If a line of the data below contains the string "JSON", copy it into your answer.

** Records for the exercise follows **

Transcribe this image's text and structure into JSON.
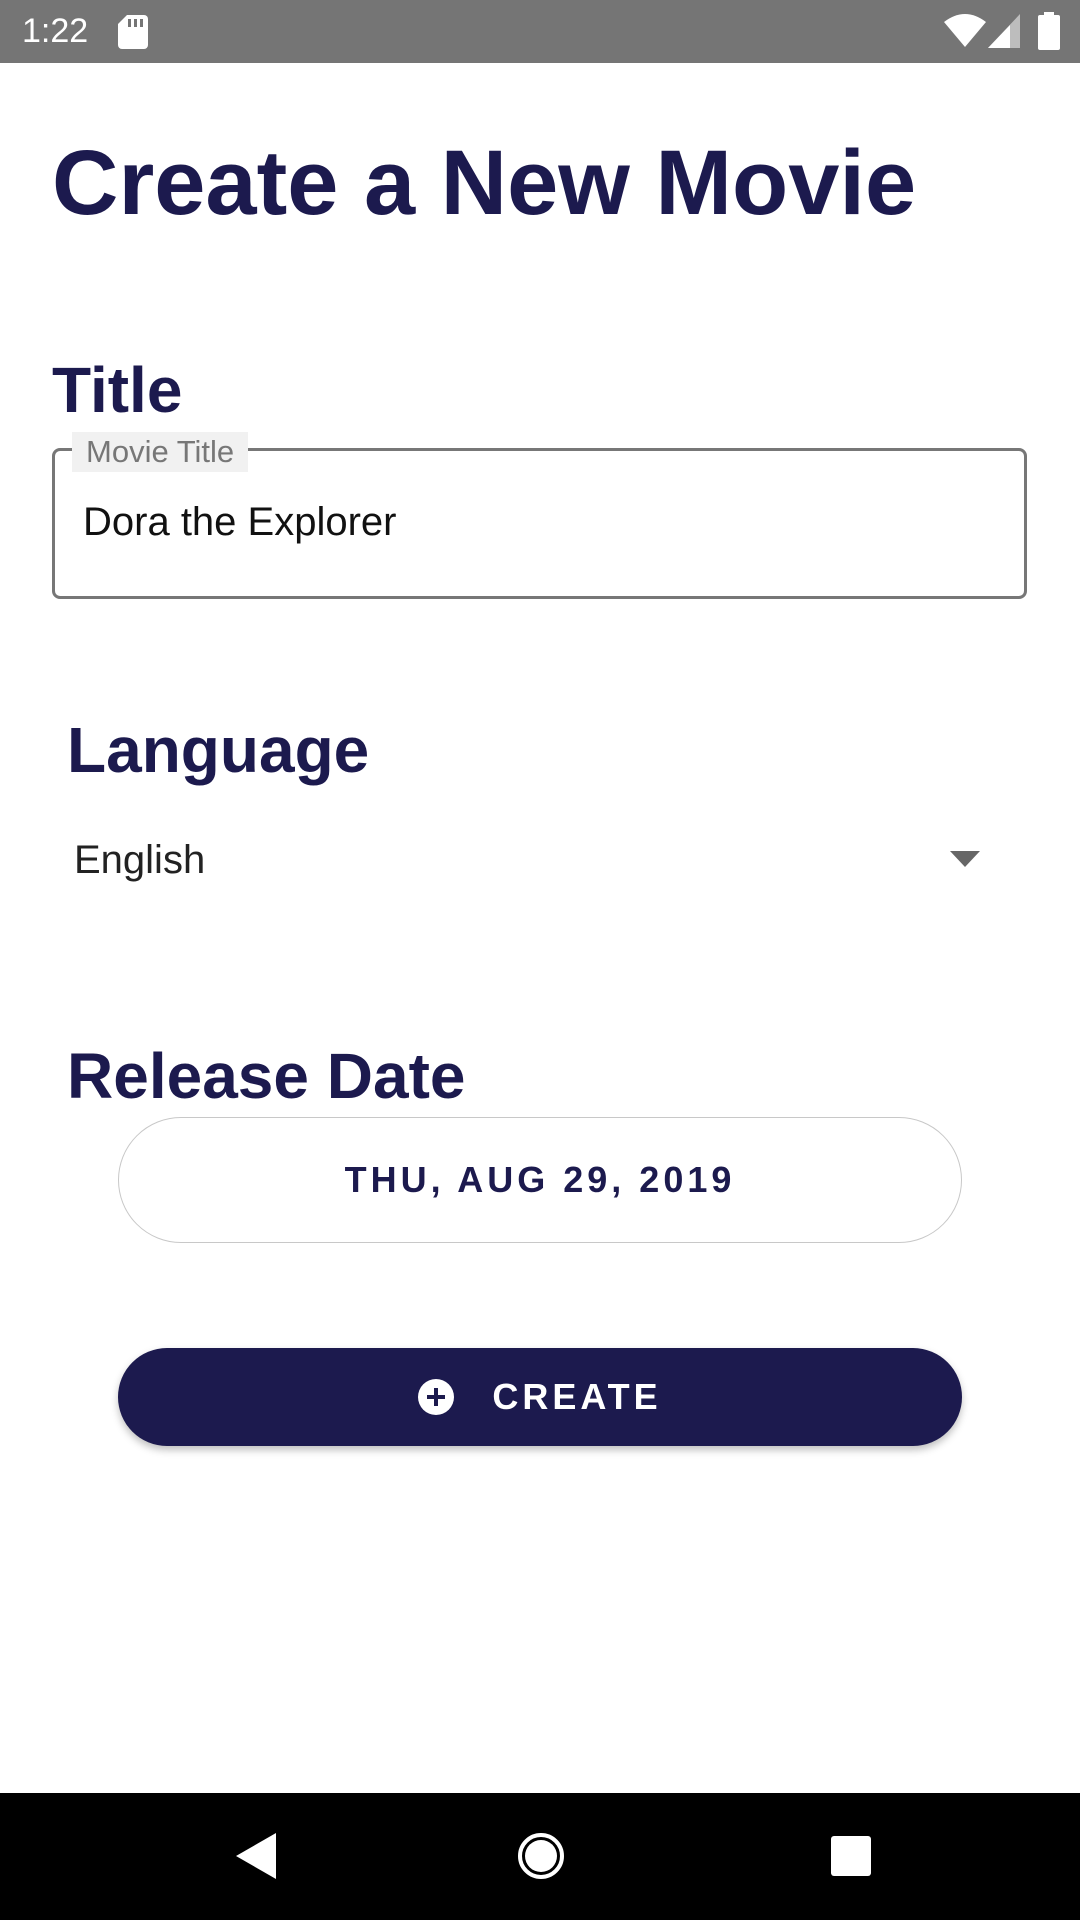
{
  "status_bar": {
    "time": "1:22",
    "icons": [
      "sd-card-icon",
      "wifi-icon",
      "cell-signal-icon",
      "battery-icon"
    ],
    "background": "#757575"
  },
  "page": {
    "title": "Create a New Movie"
  },
  "title_section": {
    "label": "Title",
    "field_label": "Movie Title",
    "field_value": "Dora the Explorer"
  },
  "language_section": {
    "label": "Language",
    "selected": "English",
    "icon": "chevron-down-icon"
  },
  "release_section": {
    "label": "Release Date",
    "date_value": "THU, AUG 29, 2019"
  },
  "create_button": {
    "label": "CREATE",
    "icon": "add-circle-icon"
  },
  "nav_bar": {
    "icons": [
      "back-icon",
      "home-icon",
      "recents-icon"
    ]
  },
  "colors": {
    "primary": "#1c1a4e",
    "surface": "#ffffff",
    "outline": "#777777"
  }
}
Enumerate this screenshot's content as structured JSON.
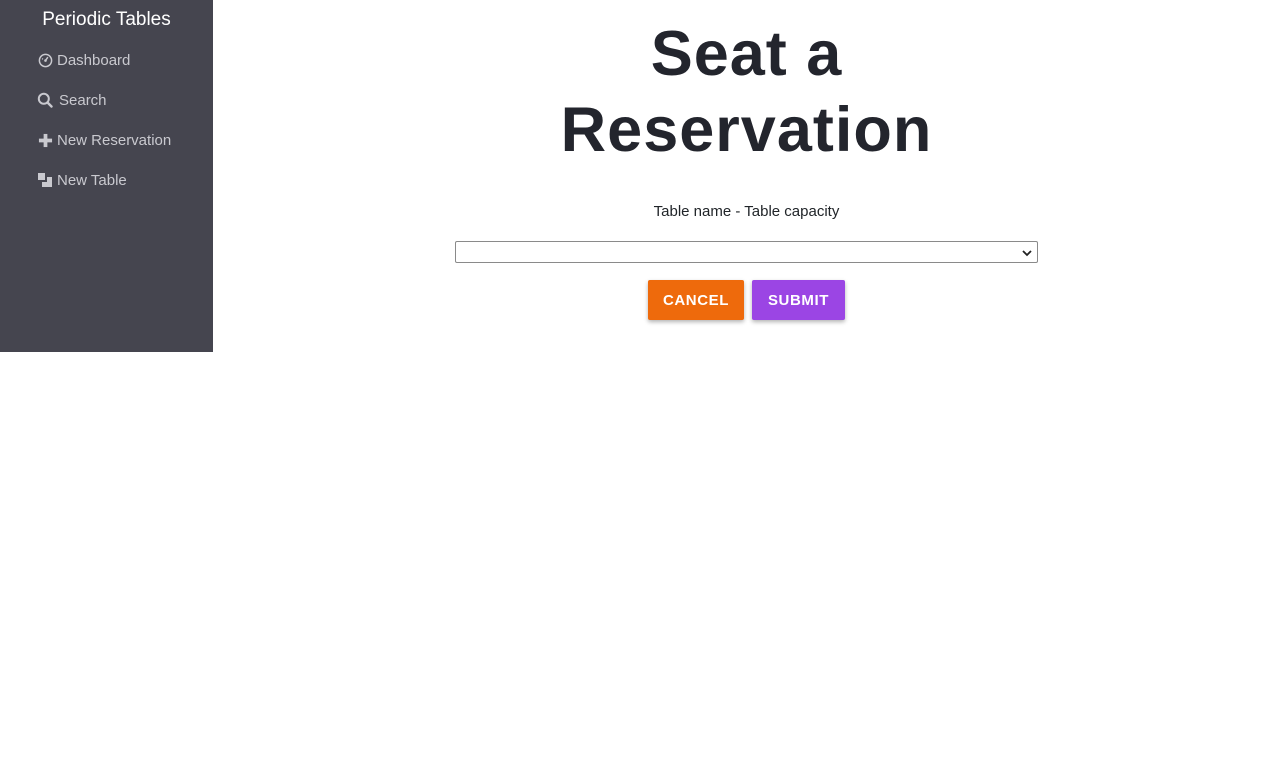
{
  "sidebar": {
    "brand": "Periodic Tables",
    "items": [
      {
        "label": "Dashboard",
        "icon": "dashboard-icon"
      },
      {
        "label": "Search",
        "icon": "search-icon"
      },
      {
        "label": "New Reservation",
        "icon": "plus-icon"
      },
      {
        "label": "New Table",
        "icon": "table-icon"
      }
    ]
  },
  "main": {
    "title_line1": "Seat a",
    "title_line2": "Reservation",
    "field_label": "Table name - Table capacity",
    "select_value": "",
    "cancel_label": "CANCEL",
    "submit_label": "SUBMIT"
  },
  "colors": {
    "sidebar_bg": "#45454f",
    "cancel": "#ee6a0c",
    "submit": "#9b45e4",
    "title": "#23252d"
  }
}
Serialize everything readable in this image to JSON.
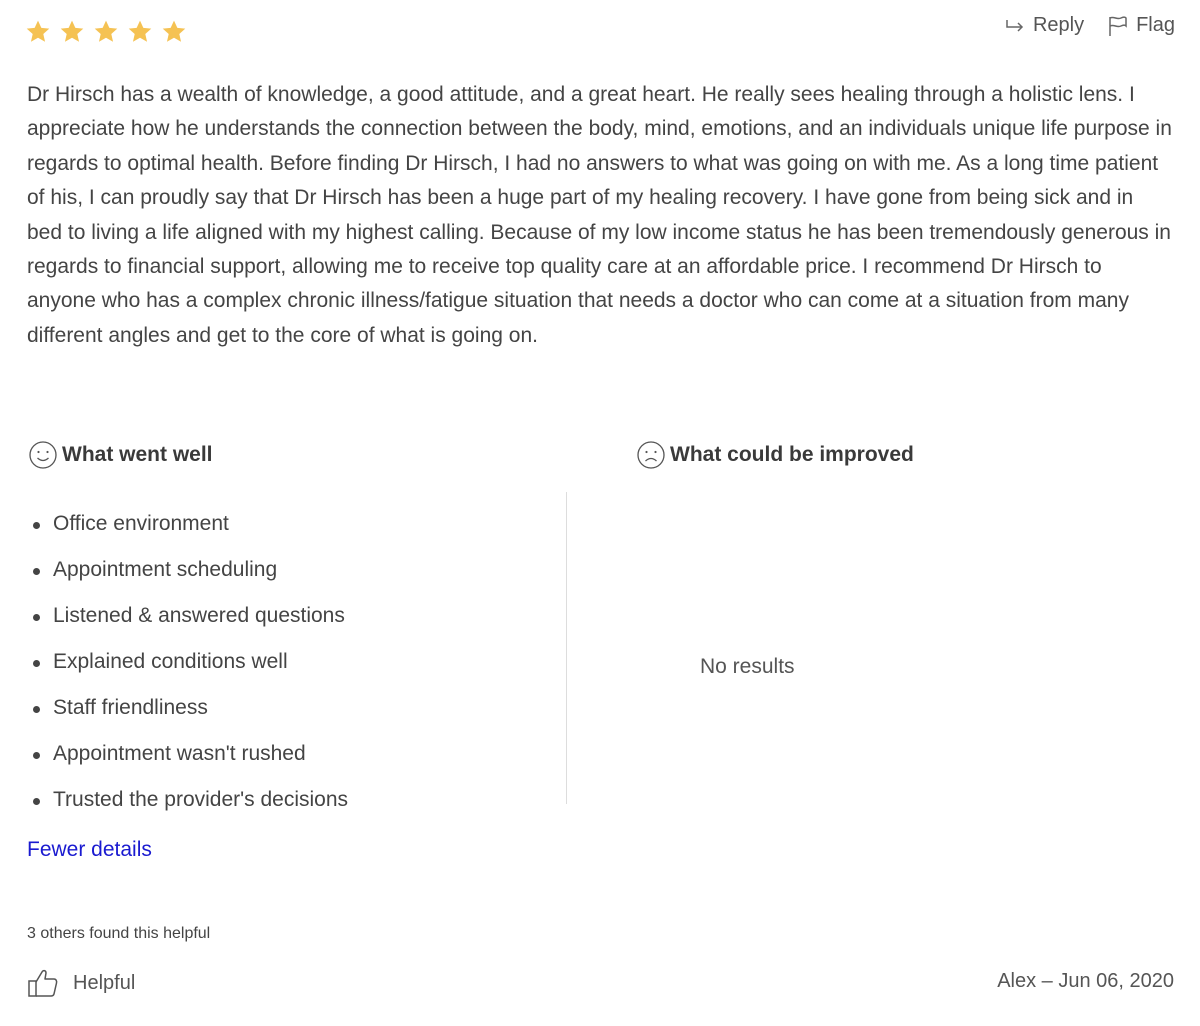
{
  "rating": {
    "value": 5,
    "max": 5,
    "star_color": "#F5C253"
  },
  "actions": {
    "reply_label": "Reply",
    "reply_icon": "reply-arrow-icon",
    "flag_label": "Flag",
    "flag_icon": "flag-icon"
  },
  "review": {
    "text": "Dr Hirsch has a wealth of knowledge, a good attitude, and a great heart. He really sees healing through a holistic lens. I appreciate how he understands the connection between the body, mind, emotions, and an individuals unique life purpose in regards to optimal health. Before finding Dr Hirsch, I had no answers to what was going on with me. As a long time patient of his, I can proudly say that Dr Hirsch has been a huge part of my healing recovery. I have gone from being sick and in bed to living a life aligned with my highest calling. Because of my low income status he has been tremendously generous in regards to financial support, allowing me to receive top quality care at an affordable price. I recommend Dr Hirsch to anyone who has a complex chronic illness/fatigue situation that needs a doctor who can come at a situation from many different angles and get to the core of what is going on."
  },
  "went_well": {
    "title": "What went well",
    "icon": "smiley-face-icon",
    "items": [
      "Office environment",
      "Appointment scheduling",
      "Listened & answered questions",
      "Explained conditions well",
      "Staff friendliness",
      "Appointment wasn't rushed",
      "Trusted the provider's decisions"
    ]
  },
  "could_improve": {
    "title": "What could be improved",
    "icon": "frowning-face-icon",
    "empty_text": "No results"
  },
  "toggle_details_label": "Fewer details",
  "helpful": {
    "count_text": "3 others found this helpful",
    "button_label": "Helpful",
    "icon": "thumbs-up-icon"
  },
  "author": {
    "name": "Alex",
    "separator": "–",
    "date": "Jun 06, 2020"
  },
  "colors": {
    "link": "#1A1AD0",
    "text": "#444444",
    "divider": "#DDDDDD"
  }
}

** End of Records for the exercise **

§ Finished exercise
Transcribe this image's text and structure into JSON.
Enumerate this screenshot's content as structured JSON.
Serialize everything readable in this image to JSON.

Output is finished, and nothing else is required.